#### Task requirements
Your answer should be a single number: the count of lines in the listing that contain "true".
### The records ###
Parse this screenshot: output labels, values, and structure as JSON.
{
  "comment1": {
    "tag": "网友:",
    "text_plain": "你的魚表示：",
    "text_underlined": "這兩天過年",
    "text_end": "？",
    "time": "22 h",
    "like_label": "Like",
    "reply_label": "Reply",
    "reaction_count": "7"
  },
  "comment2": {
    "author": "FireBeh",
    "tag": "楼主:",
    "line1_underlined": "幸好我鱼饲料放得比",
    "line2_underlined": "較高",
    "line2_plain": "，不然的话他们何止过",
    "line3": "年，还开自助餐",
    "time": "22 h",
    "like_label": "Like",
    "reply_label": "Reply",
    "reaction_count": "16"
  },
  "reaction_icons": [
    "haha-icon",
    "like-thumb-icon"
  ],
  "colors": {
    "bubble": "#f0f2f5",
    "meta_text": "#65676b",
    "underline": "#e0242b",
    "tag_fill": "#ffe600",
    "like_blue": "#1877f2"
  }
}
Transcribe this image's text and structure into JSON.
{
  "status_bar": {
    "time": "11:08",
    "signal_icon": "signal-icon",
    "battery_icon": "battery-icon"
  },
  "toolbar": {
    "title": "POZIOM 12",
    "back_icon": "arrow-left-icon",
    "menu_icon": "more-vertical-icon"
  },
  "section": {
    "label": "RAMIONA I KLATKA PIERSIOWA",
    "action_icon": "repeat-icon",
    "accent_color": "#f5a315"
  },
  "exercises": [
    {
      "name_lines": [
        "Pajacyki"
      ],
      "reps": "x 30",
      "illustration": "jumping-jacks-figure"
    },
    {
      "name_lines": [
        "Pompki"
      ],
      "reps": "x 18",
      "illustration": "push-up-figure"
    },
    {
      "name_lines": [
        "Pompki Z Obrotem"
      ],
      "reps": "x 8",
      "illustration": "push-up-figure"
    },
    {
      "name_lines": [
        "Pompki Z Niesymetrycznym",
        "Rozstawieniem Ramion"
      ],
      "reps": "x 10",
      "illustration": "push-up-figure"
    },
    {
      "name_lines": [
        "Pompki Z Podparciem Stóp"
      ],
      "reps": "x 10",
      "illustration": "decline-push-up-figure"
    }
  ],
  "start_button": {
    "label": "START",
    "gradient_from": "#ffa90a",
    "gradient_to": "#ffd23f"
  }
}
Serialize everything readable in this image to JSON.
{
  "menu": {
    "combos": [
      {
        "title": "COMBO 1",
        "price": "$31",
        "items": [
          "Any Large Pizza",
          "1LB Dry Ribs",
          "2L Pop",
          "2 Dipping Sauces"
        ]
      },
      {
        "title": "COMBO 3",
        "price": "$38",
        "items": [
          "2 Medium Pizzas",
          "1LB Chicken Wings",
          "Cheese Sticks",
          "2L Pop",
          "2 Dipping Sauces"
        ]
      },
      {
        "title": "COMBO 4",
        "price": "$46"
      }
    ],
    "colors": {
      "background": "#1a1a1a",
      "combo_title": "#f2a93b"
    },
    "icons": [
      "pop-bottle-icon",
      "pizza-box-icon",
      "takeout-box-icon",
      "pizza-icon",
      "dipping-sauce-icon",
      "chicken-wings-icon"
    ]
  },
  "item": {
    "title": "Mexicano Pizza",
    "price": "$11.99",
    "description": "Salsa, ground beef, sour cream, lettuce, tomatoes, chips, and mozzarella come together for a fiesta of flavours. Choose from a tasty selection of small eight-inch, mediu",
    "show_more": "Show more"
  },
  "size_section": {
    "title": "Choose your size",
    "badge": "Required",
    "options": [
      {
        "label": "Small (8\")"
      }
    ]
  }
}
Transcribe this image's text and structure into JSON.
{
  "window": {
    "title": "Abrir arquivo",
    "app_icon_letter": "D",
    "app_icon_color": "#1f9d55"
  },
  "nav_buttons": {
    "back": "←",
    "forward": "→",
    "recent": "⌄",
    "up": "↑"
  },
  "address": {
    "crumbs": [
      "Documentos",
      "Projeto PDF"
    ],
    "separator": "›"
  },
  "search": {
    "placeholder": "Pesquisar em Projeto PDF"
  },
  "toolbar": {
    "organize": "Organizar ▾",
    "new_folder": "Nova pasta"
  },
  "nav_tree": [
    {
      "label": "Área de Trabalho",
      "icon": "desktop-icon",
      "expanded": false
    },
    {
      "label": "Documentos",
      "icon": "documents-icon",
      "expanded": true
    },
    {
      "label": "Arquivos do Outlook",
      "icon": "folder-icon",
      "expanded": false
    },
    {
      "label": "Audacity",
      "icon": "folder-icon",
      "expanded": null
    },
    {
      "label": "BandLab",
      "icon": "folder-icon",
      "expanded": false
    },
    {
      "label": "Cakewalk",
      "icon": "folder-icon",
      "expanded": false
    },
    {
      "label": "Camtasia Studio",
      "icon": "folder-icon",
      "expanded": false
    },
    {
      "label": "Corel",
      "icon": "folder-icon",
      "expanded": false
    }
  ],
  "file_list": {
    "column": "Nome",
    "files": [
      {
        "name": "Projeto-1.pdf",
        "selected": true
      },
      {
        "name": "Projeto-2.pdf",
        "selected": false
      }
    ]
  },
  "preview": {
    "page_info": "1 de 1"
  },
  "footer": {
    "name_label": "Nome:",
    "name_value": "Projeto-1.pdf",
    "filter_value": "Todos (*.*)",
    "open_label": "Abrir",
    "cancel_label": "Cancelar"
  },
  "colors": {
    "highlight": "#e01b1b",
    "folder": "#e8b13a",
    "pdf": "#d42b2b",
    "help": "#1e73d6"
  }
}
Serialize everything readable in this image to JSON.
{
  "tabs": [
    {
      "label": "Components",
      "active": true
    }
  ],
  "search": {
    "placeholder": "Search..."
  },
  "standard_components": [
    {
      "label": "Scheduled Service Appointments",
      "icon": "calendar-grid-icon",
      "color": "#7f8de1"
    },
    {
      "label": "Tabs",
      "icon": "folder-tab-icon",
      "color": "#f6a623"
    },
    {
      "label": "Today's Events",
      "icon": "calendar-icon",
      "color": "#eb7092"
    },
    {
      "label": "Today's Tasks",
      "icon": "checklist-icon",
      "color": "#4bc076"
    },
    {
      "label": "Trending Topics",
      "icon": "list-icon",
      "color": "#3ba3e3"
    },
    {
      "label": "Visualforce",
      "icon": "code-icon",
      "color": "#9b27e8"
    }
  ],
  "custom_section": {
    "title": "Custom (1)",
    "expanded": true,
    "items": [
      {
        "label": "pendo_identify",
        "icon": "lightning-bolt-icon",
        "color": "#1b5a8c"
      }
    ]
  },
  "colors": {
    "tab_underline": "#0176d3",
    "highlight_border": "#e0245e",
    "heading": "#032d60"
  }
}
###
#### Task answer
4